• WHAT NEEDS TO BE DONE
Look through the listing for the string "from" and copy out every line that holds it.

• PROVIDED RECORDS
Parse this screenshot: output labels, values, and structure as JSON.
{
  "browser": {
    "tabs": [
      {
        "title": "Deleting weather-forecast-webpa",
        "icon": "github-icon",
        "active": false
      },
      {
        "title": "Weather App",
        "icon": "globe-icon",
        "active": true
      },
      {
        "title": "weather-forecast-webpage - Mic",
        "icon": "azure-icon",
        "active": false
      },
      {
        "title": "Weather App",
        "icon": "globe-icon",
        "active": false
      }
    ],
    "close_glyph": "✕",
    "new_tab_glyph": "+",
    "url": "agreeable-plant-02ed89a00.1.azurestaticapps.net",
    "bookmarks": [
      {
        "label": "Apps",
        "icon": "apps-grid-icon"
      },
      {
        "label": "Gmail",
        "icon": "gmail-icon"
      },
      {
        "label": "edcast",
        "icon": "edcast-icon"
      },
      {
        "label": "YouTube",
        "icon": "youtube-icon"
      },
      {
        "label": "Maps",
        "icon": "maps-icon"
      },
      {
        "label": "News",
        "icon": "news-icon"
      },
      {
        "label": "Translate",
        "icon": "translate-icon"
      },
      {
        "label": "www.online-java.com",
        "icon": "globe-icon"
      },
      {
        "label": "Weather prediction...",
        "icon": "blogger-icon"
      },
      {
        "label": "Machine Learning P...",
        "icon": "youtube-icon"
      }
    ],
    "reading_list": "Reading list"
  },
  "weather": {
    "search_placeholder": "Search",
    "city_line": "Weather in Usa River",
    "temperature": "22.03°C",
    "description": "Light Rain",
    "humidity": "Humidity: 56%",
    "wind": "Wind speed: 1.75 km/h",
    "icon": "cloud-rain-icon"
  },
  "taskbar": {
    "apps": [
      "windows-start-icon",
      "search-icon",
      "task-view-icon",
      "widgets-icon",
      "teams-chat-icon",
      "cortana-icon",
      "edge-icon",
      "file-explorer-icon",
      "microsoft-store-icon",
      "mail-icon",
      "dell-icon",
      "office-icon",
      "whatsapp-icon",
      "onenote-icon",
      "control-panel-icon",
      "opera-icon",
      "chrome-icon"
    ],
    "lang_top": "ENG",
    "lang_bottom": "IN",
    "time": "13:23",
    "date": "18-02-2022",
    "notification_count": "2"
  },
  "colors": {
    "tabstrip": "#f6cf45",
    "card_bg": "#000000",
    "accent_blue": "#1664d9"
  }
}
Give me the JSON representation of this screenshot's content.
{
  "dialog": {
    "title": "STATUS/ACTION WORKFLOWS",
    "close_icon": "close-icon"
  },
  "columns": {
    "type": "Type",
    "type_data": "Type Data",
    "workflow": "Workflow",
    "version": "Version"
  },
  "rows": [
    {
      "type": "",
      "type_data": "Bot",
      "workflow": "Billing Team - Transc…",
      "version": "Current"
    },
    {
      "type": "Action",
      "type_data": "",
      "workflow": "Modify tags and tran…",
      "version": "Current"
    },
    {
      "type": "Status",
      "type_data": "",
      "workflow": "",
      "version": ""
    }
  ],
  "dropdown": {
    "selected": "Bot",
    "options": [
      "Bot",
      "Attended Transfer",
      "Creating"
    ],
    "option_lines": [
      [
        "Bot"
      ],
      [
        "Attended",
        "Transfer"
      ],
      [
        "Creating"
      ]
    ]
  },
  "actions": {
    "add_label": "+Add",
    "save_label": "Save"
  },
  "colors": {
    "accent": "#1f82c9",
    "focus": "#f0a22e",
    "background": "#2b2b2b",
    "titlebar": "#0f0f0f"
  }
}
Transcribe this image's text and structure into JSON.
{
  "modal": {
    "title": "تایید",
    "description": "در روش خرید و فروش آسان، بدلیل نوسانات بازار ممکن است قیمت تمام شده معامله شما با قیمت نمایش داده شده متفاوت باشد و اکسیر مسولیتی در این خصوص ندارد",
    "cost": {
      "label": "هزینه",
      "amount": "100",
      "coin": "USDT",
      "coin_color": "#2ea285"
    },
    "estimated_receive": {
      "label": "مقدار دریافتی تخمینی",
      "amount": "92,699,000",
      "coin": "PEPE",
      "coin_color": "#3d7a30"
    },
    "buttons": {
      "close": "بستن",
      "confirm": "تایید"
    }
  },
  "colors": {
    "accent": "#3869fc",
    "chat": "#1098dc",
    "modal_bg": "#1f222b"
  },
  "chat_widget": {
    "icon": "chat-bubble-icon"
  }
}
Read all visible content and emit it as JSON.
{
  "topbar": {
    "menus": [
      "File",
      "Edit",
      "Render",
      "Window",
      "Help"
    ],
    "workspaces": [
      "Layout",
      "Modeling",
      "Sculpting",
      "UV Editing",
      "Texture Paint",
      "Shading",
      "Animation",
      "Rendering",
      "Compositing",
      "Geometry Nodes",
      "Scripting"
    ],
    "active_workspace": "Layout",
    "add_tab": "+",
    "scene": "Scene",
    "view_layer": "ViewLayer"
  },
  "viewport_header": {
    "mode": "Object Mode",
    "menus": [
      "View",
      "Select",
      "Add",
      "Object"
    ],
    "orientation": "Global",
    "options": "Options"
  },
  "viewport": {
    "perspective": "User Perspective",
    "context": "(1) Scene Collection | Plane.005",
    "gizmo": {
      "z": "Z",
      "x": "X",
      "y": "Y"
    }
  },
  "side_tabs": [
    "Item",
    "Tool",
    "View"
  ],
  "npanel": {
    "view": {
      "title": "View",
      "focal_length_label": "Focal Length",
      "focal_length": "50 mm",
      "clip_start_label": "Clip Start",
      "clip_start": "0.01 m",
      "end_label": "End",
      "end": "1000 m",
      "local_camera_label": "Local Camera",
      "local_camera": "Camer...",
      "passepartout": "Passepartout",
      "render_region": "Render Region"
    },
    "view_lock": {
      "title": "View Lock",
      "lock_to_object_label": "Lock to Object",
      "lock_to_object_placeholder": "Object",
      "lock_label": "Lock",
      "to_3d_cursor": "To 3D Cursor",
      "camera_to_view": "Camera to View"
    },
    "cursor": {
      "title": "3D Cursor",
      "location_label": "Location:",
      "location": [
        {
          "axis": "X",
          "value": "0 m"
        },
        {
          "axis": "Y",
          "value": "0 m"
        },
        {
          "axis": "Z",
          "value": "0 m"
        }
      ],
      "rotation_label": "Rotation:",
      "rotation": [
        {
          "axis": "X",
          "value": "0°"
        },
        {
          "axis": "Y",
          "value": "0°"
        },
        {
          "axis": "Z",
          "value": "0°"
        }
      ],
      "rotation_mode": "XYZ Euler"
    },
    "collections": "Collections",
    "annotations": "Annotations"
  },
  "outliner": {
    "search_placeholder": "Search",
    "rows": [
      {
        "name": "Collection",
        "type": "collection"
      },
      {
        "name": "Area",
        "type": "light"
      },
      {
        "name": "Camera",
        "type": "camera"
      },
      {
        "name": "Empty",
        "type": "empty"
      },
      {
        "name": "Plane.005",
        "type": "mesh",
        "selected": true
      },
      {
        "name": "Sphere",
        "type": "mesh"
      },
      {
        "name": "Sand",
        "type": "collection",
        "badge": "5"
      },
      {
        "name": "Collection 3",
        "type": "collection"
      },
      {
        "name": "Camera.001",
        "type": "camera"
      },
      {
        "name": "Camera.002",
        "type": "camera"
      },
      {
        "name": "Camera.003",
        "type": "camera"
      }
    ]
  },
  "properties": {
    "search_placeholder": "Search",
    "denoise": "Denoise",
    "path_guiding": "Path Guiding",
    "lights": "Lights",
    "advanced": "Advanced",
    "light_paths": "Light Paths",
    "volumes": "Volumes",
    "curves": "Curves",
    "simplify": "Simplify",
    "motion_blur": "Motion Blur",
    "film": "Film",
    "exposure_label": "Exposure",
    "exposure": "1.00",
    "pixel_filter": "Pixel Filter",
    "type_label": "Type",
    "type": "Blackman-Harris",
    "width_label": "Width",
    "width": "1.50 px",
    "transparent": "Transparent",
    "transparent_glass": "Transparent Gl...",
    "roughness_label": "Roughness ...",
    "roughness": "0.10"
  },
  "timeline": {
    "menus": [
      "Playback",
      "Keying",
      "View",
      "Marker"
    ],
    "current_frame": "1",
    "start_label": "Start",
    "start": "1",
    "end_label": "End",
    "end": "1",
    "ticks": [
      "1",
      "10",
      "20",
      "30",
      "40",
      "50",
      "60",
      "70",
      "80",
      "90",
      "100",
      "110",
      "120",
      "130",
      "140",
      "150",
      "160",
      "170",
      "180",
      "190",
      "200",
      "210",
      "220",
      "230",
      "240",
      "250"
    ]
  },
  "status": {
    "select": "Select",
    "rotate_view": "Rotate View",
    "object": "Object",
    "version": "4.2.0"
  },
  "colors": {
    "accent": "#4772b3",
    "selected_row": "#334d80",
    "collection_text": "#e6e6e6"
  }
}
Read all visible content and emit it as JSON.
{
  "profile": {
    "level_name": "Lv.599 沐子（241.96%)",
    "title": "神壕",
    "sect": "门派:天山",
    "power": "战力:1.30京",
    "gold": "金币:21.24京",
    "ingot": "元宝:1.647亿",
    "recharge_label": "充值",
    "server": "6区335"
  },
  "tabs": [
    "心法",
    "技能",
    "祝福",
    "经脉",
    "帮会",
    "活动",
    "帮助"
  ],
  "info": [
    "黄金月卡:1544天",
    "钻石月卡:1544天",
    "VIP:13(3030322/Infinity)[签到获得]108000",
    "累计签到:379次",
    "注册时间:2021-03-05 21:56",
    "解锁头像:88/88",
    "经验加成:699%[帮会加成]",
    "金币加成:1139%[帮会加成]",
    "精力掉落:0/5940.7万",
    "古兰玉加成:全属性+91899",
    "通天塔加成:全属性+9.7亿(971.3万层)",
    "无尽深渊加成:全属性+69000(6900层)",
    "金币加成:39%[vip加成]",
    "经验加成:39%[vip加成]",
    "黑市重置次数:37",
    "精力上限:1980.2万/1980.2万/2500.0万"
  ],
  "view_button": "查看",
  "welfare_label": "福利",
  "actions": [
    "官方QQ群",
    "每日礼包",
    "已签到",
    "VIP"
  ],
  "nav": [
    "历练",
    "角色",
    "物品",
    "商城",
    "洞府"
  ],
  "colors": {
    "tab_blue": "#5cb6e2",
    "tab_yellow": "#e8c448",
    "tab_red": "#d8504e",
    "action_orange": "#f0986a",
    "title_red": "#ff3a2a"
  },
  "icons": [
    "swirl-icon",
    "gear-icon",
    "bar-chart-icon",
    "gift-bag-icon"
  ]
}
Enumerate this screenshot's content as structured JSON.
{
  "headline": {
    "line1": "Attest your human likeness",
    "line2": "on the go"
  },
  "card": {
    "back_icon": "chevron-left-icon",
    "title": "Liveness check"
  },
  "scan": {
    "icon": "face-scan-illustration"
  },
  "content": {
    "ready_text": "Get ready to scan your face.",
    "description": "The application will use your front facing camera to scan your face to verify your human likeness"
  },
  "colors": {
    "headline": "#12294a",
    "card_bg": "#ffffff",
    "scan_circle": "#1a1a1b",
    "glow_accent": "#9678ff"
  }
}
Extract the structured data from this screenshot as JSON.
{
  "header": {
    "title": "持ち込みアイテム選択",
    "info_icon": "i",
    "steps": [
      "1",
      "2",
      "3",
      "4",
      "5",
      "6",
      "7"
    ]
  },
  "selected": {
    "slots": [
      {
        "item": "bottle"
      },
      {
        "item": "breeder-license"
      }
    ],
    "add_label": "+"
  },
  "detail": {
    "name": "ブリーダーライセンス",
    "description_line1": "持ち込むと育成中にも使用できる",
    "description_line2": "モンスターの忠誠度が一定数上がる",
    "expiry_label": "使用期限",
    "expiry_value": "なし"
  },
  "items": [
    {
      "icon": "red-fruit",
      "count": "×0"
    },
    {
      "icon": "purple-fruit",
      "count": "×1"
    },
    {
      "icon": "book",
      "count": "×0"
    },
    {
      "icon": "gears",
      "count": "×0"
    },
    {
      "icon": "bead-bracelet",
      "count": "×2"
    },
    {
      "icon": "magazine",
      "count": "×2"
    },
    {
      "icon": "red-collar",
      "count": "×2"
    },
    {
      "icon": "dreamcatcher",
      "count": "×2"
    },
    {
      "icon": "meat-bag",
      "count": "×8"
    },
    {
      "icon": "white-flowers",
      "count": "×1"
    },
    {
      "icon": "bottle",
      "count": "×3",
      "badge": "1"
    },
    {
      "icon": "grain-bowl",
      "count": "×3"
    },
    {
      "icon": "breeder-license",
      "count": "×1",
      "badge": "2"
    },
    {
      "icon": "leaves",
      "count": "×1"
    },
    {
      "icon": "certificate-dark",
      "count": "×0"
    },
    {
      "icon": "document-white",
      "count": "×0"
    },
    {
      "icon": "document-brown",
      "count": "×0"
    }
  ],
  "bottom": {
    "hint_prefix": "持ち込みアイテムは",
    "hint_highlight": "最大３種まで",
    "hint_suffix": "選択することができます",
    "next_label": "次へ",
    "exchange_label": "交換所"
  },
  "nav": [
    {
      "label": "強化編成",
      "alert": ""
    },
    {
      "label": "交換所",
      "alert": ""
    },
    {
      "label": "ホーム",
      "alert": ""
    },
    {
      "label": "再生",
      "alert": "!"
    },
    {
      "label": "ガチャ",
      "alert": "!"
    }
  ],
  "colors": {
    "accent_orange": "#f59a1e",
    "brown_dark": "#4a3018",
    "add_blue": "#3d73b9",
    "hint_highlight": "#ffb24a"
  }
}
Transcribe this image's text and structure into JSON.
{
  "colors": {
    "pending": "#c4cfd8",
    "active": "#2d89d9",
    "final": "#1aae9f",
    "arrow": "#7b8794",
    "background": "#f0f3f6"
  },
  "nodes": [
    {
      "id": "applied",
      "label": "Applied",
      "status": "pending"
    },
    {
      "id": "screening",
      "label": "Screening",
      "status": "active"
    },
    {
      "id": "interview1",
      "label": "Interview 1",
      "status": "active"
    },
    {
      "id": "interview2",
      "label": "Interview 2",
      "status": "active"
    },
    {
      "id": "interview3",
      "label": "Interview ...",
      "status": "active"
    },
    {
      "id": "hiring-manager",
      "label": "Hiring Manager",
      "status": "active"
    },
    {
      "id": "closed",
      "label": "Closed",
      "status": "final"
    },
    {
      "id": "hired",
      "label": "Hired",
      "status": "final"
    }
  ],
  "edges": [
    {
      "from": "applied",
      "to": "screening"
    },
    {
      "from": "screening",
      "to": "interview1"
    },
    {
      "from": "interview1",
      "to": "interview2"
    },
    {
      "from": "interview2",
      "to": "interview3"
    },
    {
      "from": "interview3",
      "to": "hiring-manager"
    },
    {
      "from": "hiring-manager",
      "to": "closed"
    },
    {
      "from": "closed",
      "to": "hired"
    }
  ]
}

• SOLUTION FOR THIS EXERCISE
Extract the structured data from this screenshot as JSON.
      "from": "applied",
      "from": "screening",
      "from": "interview1",
      "from": "interview2",
      "from": "interview3",
      "from": "hiring-manager",
      "from": "closed",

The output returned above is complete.